The inhabitant of International Space Station (ISS), Samantha Cristoforettihas been talking about the threat that space debris poses to the orbital outpost.
With the ISS orbiting the Earth at over 17,000 mph, and with plenty of space junk doing the same, there is certainly a risk of a calamity of sorts. Gravityalthough fortunately during the 20-year history of the station a serious event has not yet occurred.
In a video shared with half a million TikTok followers and a million Twitter fans, Italian astronaut Cristoforetti explained this week that much of the station’s exterior is covered with panels that serve as shields that protect the ISS from micrometeorites and debris. small pieces of space debris, while the rest comprises super-strong windows of fused silica and borosilicate glass.
“Is the International Space Station protected from micrometeorites and space debris?” #AskMe #SpaceDebris #MissionMinerva@this @esaspaceflight @Space_Station pic.twitter.com/boHmUxH2DI
— Samantha Cristoforetti (@AstroSamantha) September 8, 2022
Cristoforetti, who arrived at the space station in April for a six-month stay, said that if a small object breached the ISS defenses, it would likely cause a leak, resulting in a flow of air from the station into space. The pressure loss could happen so slowly that astronauts wouldn’t even notice it at first. That’s why the station includes a rapid depressurization emergency alarm.
Upon detecting a potentially dangerous pressure drop, the alarm would alert the crew to the situation. Research astronauts can use different tools to try to locate the leak before fixing it.
“If that doesn’t work, maybe because the leak is so small and therefore the airflow is so weak, we start closing the hatches, module by module,” Cristoforetti explains in the video. “Once a hatch is closed, you can check the pressure using a portable pressure gauge. If the pressure stabilizes, you have determined that the leak was on the other side of the hatch. [cerrada]».
Such an incident occurred in 2020 when the astronauts had trouble finding the source of a small leak on the station. After searching for more than a month, the leak was discovered inside Russia’s Zvezda service module.
While Cristoforetti is mostly talking about small bits floating through space, there are also some pretty big pieces of space debris orbiting Earth. These old rocket parts or decommissioned satellites pose a much greater risk to the ISS. Fortunately, there are teams on the ground monitoring such dangers, and if a piece is detected heading towards the station, it is instructed to raise or lower its orbit to avoid a potentially disastrous collision.

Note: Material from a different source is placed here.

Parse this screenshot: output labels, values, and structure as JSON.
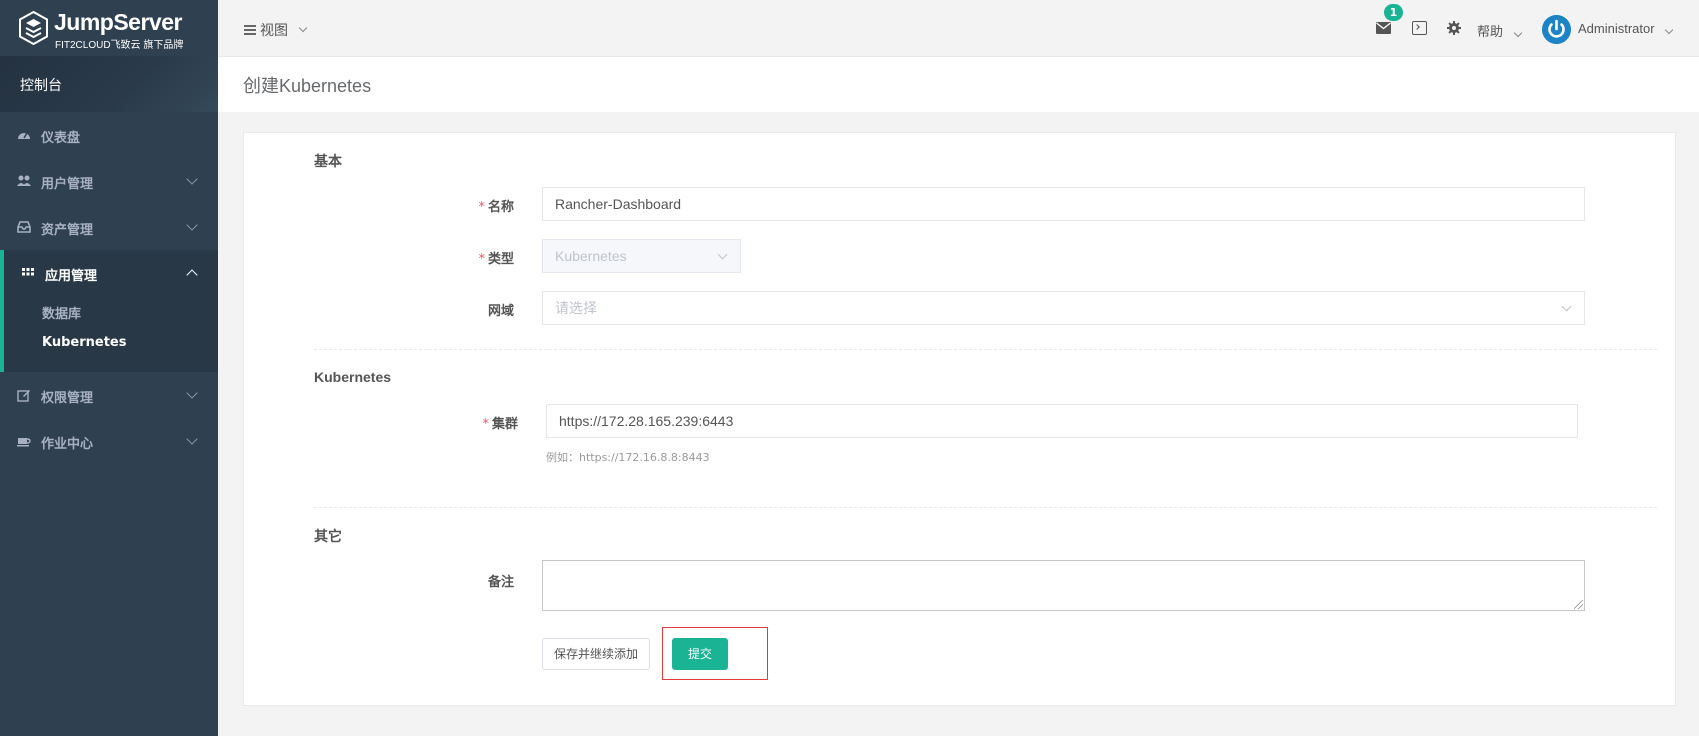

Occasionally, however, there is little time to take evasive action. Last year, for example, ISS astronauts were ordered to take shelter inside the station’s docked spacecraft when a cloud of debris got dangerously close. On that occasion, the ISS escaped damage, but the event was a reminder of the kind of risks astronauts take when traveling in space.